━━━ Given records ━━━
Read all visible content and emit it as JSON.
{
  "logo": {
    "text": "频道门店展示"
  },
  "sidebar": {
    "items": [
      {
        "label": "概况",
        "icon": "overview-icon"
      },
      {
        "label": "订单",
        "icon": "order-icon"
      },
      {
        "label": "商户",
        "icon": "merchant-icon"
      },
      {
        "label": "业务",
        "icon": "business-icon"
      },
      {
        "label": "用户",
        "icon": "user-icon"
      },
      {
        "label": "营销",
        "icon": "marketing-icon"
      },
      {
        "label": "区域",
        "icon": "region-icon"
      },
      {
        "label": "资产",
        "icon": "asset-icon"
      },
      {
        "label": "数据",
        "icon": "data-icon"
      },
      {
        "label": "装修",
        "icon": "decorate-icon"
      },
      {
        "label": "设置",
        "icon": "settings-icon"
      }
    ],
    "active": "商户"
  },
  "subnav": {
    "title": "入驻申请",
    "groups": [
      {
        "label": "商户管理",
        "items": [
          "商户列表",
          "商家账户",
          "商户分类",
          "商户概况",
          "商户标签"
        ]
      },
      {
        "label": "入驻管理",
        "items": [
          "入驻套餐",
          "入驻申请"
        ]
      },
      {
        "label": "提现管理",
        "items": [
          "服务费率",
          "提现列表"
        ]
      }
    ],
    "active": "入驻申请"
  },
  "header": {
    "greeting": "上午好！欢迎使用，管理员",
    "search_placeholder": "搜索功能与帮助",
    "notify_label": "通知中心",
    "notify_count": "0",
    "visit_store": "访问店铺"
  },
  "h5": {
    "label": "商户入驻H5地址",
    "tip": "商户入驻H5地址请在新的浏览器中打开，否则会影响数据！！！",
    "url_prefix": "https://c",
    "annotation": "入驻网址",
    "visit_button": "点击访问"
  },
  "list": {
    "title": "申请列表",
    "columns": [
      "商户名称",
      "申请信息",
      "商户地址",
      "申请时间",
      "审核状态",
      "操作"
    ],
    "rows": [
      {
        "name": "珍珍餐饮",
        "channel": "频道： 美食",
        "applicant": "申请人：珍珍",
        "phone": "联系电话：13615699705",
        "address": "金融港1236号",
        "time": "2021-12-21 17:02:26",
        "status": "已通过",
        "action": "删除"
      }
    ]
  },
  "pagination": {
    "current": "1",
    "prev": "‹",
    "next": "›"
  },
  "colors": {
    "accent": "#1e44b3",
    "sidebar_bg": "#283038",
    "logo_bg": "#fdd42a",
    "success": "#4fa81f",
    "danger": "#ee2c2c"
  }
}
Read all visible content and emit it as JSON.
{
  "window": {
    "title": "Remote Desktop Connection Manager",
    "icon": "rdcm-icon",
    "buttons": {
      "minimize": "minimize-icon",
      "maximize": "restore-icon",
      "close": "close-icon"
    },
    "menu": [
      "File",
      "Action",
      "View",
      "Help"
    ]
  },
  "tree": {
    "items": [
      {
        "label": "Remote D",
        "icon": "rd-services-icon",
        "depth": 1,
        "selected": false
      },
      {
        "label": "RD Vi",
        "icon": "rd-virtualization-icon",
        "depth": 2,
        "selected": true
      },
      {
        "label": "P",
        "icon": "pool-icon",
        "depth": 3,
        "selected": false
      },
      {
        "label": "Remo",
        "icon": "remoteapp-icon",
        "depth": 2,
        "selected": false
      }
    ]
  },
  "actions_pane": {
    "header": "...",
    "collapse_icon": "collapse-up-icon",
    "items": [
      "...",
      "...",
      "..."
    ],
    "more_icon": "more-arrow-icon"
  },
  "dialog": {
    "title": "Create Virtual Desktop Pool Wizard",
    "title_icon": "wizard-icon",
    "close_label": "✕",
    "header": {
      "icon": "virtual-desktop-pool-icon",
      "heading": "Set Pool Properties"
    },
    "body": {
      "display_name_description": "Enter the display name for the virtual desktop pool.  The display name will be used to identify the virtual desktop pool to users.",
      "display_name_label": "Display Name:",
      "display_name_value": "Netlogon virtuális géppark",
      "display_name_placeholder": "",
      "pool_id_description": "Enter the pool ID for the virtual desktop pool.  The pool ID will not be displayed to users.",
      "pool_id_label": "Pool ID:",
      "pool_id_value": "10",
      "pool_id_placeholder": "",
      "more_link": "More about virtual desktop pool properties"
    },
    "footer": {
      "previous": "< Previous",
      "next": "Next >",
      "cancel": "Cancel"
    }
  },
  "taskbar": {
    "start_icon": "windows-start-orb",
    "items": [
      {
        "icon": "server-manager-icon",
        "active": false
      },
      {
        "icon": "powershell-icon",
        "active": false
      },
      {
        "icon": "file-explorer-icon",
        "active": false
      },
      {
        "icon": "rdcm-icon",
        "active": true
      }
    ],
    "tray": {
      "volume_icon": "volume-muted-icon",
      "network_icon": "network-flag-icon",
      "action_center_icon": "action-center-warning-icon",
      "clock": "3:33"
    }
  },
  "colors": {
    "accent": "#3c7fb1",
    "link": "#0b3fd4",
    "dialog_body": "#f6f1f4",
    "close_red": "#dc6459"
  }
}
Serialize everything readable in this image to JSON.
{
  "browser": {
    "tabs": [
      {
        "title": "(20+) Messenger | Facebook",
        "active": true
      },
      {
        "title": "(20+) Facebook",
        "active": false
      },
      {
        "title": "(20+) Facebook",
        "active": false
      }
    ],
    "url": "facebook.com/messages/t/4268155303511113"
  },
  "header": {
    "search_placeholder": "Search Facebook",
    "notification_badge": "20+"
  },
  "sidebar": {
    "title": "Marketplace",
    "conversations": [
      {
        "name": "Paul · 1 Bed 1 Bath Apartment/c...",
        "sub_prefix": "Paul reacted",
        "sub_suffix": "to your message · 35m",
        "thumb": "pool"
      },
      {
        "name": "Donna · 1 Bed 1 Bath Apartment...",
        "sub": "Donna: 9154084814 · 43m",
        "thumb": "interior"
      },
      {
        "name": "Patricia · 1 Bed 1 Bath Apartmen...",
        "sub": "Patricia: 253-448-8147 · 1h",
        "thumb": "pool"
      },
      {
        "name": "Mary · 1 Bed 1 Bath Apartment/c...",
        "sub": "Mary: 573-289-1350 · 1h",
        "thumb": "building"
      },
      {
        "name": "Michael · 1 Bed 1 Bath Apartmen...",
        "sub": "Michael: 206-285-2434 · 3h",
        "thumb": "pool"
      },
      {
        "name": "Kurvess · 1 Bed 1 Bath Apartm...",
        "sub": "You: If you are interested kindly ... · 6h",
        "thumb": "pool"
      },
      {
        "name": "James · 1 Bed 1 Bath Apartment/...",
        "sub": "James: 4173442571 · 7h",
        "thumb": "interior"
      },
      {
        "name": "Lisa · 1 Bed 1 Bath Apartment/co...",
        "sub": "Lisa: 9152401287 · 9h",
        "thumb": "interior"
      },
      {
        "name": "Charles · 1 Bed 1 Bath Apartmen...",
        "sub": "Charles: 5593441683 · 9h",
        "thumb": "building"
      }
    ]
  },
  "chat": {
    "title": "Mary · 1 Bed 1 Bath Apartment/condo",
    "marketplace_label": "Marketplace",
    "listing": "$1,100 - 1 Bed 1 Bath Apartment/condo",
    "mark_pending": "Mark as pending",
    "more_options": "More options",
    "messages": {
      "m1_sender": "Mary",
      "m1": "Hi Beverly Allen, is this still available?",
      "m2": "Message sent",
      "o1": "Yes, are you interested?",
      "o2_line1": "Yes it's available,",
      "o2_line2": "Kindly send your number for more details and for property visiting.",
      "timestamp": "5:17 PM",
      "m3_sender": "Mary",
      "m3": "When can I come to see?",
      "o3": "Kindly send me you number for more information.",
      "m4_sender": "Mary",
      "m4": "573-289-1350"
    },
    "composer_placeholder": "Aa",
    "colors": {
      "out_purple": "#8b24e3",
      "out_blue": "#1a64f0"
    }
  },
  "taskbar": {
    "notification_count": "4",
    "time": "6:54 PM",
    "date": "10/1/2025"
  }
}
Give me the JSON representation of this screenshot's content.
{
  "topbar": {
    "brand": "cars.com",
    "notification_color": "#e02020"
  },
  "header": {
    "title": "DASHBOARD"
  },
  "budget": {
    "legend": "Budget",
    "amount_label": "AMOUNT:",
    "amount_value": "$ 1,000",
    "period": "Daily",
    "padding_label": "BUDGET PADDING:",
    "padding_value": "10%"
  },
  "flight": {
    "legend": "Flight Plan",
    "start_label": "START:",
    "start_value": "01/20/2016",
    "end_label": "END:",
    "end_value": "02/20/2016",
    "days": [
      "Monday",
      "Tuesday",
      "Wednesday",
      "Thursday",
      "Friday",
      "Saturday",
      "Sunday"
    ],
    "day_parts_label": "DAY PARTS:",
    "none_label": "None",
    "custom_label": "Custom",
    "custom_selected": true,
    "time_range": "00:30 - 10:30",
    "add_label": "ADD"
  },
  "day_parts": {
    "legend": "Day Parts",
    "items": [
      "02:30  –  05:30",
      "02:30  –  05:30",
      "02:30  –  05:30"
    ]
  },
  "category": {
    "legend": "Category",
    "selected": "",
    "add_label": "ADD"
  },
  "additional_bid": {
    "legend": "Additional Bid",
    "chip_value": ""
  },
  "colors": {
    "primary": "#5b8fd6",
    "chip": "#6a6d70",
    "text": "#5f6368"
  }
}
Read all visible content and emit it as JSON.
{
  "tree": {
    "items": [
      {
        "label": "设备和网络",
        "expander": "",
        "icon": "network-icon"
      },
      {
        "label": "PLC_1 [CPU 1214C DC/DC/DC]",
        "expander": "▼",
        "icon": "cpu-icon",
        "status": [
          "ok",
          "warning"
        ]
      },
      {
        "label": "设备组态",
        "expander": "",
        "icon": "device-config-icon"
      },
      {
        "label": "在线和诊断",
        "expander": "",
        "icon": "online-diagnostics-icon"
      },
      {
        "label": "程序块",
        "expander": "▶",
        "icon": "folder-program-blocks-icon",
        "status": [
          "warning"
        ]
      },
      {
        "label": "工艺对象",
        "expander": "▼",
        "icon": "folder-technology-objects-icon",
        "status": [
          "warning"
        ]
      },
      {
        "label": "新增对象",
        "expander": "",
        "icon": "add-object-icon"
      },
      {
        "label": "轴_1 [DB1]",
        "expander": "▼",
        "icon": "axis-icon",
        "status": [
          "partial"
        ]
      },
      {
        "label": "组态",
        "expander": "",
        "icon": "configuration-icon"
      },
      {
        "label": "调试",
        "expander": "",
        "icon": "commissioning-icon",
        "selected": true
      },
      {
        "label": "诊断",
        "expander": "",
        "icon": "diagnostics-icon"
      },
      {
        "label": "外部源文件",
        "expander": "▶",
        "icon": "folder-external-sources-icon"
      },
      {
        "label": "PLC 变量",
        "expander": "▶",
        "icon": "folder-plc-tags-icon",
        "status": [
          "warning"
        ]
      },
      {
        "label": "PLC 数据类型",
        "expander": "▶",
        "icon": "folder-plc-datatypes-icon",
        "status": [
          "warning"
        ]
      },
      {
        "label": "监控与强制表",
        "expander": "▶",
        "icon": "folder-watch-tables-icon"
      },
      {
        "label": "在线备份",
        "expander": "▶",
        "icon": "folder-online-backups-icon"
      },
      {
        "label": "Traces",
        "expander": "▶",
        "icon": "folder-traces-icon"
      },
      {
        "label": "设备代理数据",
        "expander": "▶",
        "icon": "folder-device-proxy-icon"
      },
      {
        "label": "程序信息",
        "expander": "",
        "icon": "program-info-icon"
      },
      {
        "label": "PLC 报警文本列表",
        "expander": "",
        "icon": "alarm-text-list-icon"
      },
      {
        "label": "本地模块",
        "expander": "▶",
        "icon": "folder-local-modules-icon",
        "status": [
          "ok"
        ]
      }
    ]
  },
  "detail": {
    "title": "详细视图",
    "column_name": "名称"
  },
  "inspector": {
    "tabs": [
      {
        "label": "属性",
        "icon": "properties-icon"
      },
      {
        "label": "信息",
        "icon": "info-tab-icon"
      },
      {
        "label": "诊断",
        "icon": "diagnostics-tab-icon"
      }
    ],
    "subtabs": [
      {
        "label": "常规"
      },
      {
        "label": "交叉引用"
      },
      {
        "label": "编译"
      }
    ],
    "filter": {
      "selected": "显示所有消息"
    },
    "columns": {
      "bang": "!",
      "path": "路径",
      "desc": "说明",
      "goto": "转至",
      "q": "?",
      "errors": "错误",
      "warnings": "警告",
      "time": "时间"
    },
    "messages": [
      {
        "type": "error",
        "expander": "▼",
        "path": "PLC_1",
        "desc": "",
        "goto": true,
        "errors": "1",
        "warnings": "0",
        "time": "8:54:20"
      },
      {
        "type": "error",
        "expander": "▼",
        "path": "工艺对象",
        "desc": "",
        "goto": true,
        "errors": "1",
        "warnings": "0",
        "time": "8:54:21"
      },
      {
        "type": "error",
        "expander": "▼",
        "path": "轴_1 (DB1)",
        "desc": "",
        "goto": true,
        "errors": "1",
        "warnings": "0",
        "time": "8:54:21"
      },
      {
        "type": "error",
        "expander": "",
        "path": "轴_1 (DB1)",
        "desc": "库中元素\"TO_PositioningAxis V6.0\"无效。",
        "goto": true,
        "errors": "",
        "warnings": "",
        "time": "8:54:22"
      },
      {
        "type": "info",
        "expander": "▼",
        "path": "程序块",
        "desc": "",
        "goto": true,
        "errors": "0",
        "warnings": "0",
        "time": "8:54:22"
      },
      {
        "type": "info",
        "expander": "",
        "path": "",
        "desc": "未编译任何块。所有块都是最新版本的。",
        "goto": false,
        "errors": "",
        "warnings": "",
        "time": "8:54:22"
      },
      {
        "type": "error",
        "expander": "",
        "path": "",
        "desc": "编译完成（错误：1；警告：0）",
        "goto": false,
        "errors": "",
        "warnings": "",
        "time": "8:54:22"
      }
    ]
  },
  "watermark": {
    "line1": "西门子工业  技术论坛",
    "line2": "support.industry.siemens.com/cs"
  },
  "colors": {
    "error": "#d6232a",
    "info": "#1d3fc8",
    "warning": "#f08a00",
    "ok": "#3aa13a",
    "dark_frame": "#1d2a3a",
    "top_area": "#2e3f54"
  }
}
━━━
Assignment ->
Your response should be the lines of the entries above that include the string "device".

Problem solution ->
        "icon": "device-config-icon"
        "icon": "folder-device-proxy-icon"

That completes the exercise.